expenses, (2) finding him in contempt for his failure to pay
child support, (3) failing to find Shanda in contempt for her
noncompliance with the property-settlement agreement, and (4)
awarding Shanda attorney's fees.
"Chancellors are vested with broad discretion, and this
Court will not disturb the chancellor's findings unless
the court's actions were manifestly wrong, the court
abused its discretion, or the court applied an erroneous
legal standard." Johnston v. Parham, 758 So.2d
443, 445 (¶4) (Miss. Ct. App. 2000).
Whether the chancellor erred in finding Thomas in
contempt for failing to pay his portion of the
"A party can be held in contempt for noncompliance with
a judgment issued by the chancellor." Weeks v.
Weeks, 29 So.3d 80, 86 (¶23) (Miss. Ct. App. 2009)
(citing Mississippi Code Annotated section 9-1-17 (Rev.
2002)). "Failure to comply with a court order is prima
facie evidence of contempt." Evans v. Evans, 75
So.3d 1083, 1087 (¶14) (Miss. Ct. App. 2011). "To
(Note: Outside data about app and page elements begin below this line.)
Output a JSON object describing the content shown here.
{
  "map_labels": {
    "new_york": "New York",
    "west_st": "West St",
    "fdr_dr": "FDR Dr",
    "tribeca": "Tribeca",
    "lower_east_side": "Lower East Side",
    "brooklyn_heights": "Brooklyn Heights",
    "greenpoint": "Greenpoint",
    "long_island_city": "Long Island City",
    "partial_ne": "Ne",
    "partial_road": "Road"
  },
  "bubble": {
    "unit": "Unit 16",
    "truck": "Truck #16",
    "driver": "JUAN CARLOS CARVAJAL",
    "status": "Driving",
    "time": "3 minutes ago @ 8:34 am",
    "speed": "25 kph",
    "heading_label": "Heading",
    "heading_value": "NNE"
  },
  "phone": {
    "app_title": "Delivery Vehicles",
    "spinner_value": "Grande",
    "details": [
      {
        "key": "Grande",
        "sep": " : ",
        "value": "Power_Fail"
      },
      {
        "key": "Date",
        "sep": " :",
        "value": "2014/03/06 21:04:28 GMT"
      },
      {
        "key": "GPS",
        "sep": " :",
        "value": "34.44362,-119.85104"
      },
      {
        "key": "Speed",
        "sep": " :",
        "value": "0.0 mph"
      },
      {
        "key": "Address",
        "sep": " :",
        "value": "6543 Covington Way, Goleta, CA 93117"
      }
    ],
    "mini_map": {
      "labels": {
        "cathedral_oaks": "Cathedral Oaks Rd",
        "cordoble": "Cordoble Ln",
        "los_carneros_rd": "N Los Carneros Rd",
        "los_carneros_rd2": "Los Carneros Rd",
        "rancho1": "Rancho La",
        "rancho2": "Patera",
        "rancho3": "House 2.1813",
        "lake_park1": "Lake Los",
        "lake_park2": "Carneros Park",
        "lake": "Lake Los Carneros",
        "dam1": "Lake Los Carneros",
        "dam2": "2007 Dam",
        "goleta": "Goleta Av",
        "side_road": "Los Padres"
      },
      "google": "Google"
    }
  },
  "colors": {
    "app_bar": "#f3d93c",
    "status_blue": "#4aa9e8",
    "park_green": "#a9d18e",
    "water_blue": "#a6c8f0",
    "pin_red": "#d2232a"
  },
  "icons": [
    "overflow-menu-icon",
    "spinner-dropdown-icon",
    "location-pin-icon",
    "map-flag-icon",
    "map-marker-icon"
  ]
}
rebut a prima facie case of contempt, [the non-moving party]
must show an inability to pay, that the default was not
willful, that the provision violated was ambiguous, or that
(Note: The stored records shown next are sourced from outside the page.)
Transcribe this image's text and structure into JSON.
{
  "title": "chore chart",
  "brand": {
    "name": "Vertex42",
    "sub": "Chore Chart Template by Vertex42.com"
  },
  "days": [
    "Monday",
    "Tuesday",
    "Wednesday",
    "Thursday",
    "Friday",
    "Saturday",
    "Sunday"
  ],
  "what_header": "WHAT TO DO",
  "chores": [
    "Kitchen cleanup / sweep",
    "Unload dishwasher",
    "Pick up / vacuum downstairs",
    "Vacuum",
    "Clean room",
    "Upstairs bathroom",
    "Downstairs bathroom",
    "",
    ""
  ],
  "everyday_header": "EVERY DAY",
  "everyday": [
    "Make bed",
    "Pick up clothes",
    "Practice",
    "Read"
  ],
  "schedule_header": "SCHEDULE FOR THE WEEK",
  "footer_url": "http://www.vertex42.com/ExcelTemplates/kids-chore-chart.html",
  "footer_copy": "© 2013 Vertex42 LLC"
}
performance was impossible." Id. (citation and
internal quotation mark omitted).
We find the property-settlement agreement, which was drafted
by Shanda, to be vague and ambiguous regarding the expenses
to be reimbursed. It requires the parties to be "equally
. . . responsible for the costs of school[-]related expenses,
extracurricular activities[, ] and any miscellaneous expenses
which may arise." Yet, it fails to define or explain
what is meant by such expenses. Thus, under the
property-settlement agreement, Shanda contends that any
activity in which the children participate is subject to
reimbursement. The support for this argument is the fact that
the property-settlement agreement not only requires payment
for expenses of school and extracurricular activities, but
also "miscellaneous" activities. Based on this
language, there appears to be no limit to such activities or
expenses. Thus, Thomas may be required to pay half of
all expenses no matter the cost or his ability to
Additionally, under the property-settlement agreement, the
parties agreed that "all medical expenses not covered by
insurance [would] be equally divided between the parties
and/or reimbursed within ten (10) days of submitting
invoices for same, including deductible."
(Emphasis added). The property-settlement agreement requires
an invoice to be paid or reimbursed within ten days of
submission, but it does not place any limitation on the
amount of time each party has to submit an invoice. Thus,
under this language, a party could wait months or even years
to submit various invoices and then demand payment of those
invoices within ten days of submission, after the invoices
have reached a substantial amount.
The property-settlement agreement requires the submission of
an "invoice," not an explanation of benefits (EOB).
The record shows Thomas received various EOB statements
regarding the children's medical appointments and
procedures. But an EOB is not an invoice. Although an EOB
provides a statement of what insurance has covered, it does
not provide proof of who has paid the balance, or whether the
balance has been paid.
According to Thomas, he did not receive bills or invoices for
the children's medical expenses and school and/or
extracurricular activities until 2014. Thomas's wife,
Sherri, also testified that Thomas did not receive any bills
prior to March 2014. Sherri explained that in March 2014, she
and Thomas picked up the children on a Friday. Shanda handed
Thomas a "big huge folder" of unpaid bills and
advised that she would need "$5, 000 by Sunday or she
was taking him to court." Sherri further ...